Skip to main content

Evidence to Improve Care

Magnetic Resonance-Guided Focused Ultrasound Neurosurgery for Essential Tremor

Final Recommendation

  • Health Quality Ontario, under the guidance of the Ontario Health Technology Advisory Committee, recommends publicly funding magnetic resonance-guided focused ultrasound neurosurgery for people with moderate to severe, medication-refractory essential tremor

Read the Full Recommendation Report Here



Essential tremor is the most common type of movement disorder and most often affects the dominant hand. Essential tremor is estimated to affect up to 4 percent of Canadian adults, with an increase in severity and prevalence with age. As the tremor gets worse, it can negatively impact quality of life, limiting a person’s ability to perform daily activities such as eating, writing, walking, and self-care.

The first treatment available to manage essential tremor is medication, but about 50 percent of people do not respond well to medication or are unable to tolerate the side effects. The only other available treatment is neurosurgery (brain surgery), but the standard surgical treatments available are invasive procedures that involve opening the skull.

Magnetic resonance-guided focused ultrasound (MRgFUS) neurosurgery is a new, noninvasive surgical technology for the treatment of essential tremor.
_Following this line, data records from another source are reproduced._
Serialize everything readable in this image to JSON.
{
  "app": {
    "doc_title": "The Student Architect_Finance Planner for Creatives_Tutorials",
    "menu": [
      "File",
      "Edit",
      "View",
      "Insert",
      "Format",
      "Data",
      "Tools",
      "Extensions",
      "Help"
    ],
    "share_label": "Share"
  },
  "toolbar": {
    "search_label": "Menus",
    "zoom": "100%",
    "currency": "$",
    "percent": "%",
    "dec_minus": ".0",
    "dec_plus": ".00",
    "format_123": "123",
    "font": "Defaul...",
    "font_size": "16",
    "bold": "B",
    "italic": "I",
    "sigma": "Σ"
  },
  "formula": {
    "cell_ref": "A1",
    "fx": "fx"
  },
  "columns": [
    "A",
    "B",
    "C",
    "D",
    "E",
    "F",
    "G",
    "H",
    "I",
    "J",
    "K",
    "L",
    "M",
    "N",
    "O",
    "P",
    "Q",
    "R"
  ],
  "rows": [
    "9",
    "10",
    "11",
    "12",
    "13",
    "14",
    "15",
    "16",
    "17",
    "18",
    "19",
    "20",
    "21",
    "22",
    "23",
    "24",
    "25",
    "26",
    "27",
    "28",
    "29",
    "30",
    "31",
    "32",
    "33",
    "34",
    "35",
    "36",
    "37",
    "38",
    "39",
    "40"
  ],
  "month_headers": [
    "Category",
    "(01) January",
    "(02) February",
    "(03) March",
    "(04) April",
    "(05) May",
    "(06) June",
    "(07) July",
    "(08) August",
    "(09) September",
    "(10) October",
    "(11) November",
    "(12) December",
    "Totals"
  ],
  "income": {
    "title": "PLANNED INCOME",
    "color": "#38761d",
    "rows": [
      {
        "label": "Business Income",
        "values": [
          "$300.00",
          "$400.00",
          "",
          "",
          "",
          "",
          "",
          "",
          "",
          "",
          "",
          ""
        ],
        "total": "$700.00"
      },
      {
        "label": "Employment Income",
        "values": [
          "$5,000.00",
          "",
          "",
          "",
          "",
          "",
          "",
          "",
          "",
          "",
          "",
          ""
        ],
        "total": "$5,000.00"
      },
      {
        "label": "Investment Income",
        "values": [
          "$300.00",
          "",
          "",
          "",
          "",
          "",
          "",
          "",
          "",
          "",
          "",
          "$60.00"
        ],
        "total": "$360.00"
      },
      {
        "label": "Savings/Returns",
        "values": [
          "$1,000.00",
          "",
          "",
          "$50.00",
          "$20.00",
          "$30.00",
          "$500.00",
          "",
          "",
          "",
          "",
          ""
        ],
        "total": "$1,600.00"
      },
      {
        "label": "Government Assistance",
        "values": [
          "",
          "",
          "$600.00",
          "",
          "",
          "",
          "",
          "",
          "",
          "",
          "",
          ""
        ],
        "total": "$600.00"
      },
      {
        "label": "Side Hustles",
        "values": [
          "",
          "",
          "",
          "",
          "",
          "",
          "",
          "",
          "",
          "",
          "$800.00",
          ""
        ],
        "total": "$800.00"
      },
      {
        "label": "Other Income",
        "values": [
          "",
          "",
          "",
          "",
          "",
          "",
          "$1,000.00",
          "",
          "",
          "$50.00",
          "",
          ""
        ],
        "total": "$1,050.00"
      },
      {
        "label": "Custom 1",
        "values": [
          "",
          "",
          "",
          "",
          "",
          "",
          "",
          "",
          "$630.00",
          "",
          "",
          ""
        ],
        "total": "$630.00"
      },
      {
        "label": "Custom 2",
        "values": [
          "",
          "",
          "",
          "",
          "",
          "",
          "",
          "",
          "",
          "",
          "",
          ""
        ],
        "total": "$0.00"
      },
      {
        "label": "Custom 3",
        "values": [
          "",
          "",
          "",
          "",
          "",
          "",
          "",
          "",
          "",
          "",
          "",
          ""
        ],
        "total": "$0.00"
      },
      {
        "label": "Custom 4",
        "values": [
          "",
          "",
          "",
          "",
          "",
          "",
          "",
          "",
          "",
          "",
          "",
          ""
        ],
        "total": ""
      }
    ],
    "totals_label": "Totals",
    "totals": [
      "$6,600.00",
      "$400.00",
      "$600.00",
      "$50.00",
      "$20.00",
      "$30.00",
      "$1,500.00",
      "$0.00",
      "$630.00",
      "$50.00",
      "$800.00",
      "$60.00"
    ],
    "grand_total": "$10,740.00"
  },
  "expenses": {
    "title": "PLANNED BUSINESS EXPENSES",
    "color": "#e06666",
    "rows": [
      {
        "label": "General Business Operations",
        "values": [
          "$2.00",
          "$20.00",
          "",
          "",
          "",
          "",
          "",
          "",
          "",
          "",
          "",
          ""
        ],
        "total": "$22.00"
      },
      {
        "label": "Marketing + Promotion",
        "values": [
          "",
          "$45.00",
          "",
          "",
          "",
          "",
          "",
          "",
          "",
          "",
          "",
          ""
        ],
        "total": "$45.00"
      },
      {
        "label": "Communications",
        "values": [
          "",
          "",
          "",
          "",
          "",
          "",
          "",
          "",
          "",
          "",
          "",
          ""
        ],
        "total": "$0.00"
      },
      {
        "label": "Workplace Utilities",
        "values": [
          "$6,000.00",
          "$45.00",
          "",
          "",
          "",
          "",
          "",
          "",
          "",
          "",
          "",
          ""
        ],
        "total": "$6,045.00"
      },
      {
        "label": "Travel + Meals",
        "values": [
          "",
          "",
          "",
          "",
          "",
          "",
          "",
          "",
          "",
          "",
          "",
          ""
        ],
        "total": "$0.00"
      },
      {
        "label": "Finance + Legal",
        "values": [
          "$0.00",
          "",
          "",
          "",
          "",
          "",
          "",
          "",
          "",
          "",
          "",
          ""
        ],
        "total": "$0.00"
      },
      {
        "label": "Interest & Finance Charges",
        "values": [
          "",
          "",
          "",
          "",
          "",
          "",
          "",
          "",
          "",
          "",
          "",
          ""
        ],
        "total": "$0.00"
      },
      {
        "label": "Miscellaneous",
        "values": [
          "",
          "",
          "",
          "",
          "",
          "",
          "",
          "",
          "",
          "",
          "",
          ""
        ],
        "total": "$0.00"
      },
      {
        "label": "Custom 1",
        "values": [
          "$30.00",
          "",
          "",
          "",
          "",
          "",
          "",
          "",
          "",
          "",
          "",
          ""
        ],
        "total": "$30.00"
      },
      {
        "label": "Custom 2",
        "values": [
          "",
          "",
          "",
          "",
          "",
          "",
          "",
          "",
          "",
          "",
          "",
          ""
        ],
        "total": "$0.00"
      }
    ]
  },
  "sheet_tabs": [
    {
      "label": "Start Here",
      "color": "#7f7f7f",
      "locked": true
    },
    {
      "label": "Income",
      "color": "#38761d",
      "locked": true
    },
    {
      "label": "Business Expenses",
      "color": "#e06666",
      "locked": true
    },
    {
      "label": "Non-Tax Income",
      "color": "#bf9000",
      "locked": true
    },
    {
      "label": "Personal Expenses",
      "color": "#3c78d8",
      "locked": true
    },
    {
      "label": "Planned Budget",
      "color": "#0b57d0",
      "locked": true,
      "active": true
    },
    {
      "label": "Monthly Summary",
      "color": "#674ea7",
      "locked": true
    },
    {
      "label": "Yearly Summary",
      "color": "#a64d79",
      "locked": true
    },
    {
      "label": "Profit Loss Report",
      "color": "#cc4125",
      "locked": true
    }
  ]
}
Since MRgFUS neurosurgery is noninvasive, it does not have the same surgical risks as invasive procedures.

Health Quality Ontario studied the effectiveness, safety, cost-effectiveness, and budget impact of publicly funding MRgFUS neurosurgery, as well as the preferences and values of people with essential tremor with regard to treatment options.

Our assessment showed that MRgFUS neurosurgery is generally safe and effective at reducing tremor severity, improving quality of life, and helping people get back to their daily activities. MRgFUS neurosurgery may be a treatment option for people with moderate to severe essential tremor for whom medication has not worked and who are unable to undergo invasive surgery or who are unwilling to accept the risks of invasive surgery.

People with essential tremor whom we interviewed who had undergone MRgFUS neurosurgery reported positive experiences with the procedure and felt that it had improved their quality of life by substantially reducing their tremors.

The cost-effectiveness analysis shows that for people with essential tremor who cannot undergo invasive neurosurgery, MRgFUS neurosurgery represents good value for money compared with no surgery. For people who can undergo invasive neurosurgery, MRgFUS neurosurgery is one of several reasonable options. The additional cost to the province to publicly fund MRgFUS neurosurgery at the current level of 48 cases per year would be about $1 million per year for the next 5 years.


Magnetic Resonance-Guided Focused Ultrasound Neurosurgery for Essential Tremor: A Health Technology Assessment
May 2018

Use of this site, and the interpretation of the information contained here, is subject to important terms and conditions. Use of this site and information except in accordance with these terms and conditions is expressly prohibited.


The Ministry of Health and Long-Term Care is currently reviewing this recommendation.

The Ministry of Health and Long-Term Care has provided the following response: The Ministry has a standardized process in place to review Health Quality Ontario recommendations. This takes into consideration Ministry priorities, implementation options, the need for consultation with impacted stakeholders, and funding considerations.




Health Technology Assessment at Health Quality Ontario

As part of our core function to promote health care supported by the best available evidence, we use established scientific methods to analyze the evidence for a wide range of health interventions, including diagnostic tests, medical devices, interventional and surgical procedures, health care programs and models of care. These analyses are informed by input from a range of individuals, including patients and clinical experts. The Ontario Health Technology Advisory Committee — a committee of the Health Quality Ontario board of directors — reviews the evidence and makes recommendations about whether health care interventions should be publicly funded or not. Draft recommendations are posted on the Health Quality Ontario website for feedback. Final recommendations are approved by our board of directors and then shared with the Ministry of Health and Long-Term Care. For more detailed information, visit our Evidence to Improve Care pages.


RECEIVE NOTIFICATION OF WHEN OUR DRAFT RECOMMENDATIONS ARE OPEN FOR FEEDBACK

Sign up for our newsletter to receive monthly notifications of when draft recommendations are open for feedback

A senior couple looking at their tablet together

Let’s make our health system healthier

Join Our Patient, Family and Public Advisors Program

Patients, families and the public are central to improving health quality.


Man smiling

Sign up for our newsletter

Are you passionate about quality health care for all Ontarians? Stay in-the-know about our newest programs, reports and news.

Health Quality Connect - Health Quality Ontario's newsletter - on an iPad and a cell phone